Search the data below, and report every line in which "Members" occurs.

- - -

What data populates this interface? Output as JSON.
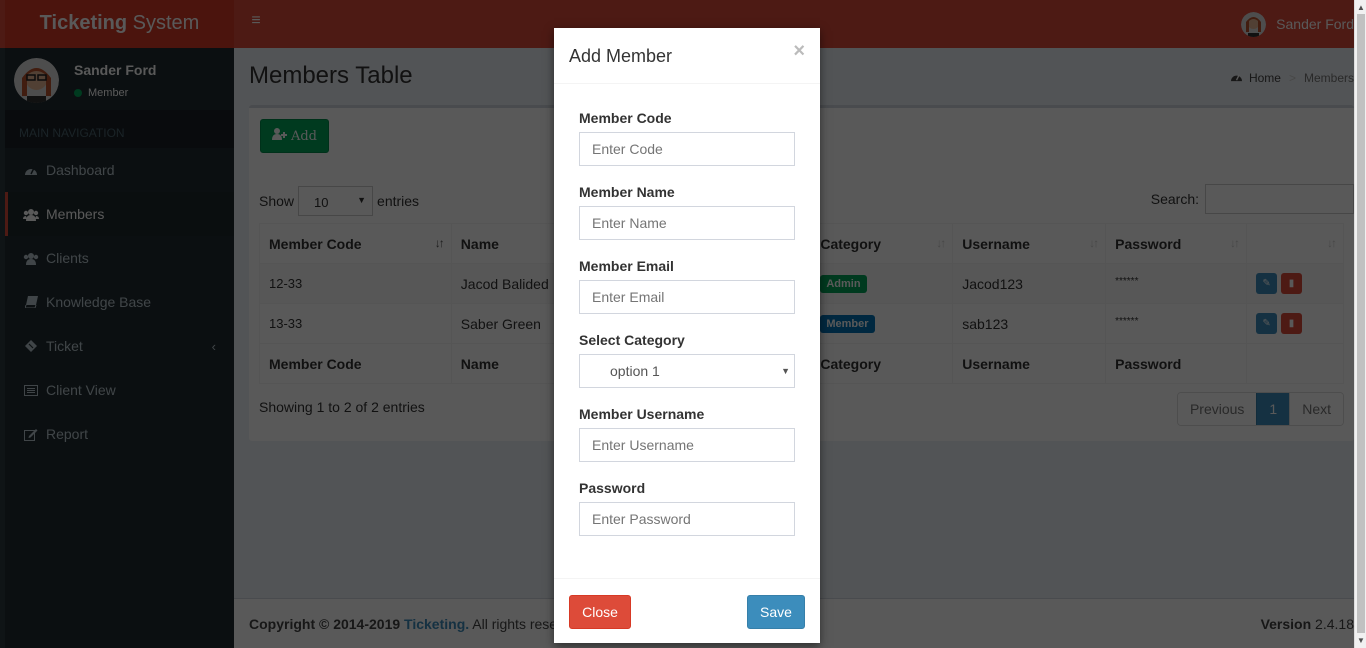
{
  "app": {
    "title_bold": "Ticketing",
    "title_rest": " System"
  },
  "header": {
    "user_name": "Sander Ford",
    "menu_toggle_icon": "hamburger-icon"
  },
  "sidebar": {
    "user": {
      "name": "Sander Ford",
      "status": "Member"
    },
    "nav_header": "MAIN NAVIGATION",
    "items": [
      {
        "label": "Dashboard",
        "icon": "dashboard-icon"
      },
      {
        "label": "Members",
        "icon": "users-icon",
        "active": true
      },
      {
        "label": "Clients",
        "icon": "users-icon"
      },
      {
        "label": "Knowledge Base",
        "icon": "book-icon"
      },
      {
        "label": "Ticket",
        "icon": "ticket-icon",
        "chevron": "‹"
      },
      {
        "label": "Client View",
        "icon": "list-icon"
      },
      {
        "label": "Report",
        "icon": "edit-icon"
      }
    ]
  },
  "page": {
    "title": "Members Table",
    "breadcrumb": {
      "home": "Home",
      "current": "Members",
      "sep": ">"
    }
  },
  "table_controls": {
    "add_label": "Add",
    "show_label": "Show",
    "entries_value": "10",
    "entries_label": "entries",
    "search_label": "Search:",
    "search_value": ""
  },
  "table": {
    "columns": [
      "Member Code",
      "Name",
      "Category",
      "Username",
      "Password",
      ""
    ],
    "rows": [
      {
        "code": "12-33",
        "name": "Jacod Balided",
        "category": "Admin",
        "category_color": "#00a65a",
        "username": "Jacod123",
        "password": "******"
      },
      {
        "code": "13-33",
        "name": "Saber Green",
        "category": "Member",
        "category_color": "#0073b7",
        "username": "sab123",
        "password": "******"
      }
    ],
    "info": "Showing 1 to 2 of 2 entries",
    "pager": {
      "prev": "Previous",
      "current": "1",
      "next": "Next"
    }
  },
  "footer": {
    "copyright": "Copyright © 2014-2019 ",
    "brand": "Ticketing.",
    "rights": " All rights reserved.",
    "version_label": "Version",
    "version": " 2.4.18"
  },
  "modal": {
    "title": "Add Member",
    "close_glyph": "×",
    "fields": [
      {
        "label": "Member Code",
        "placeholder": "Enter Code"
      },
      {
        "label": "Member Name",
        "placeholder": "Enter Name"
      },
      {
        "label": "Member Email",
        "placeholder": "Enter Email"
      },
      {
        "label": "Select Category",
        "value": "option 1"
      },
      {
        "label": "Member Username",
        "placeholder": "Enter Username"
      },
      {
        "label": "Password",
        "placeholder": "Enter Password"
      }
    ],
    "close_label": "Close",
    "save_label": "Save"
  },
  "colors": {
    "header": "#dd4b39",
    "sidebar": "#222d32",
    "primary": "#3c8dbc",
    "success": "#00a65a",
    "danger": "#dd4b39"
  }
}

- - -

## Exercise solution
        "label": "Members",
    "title": "Members Table",
      "current": "Members",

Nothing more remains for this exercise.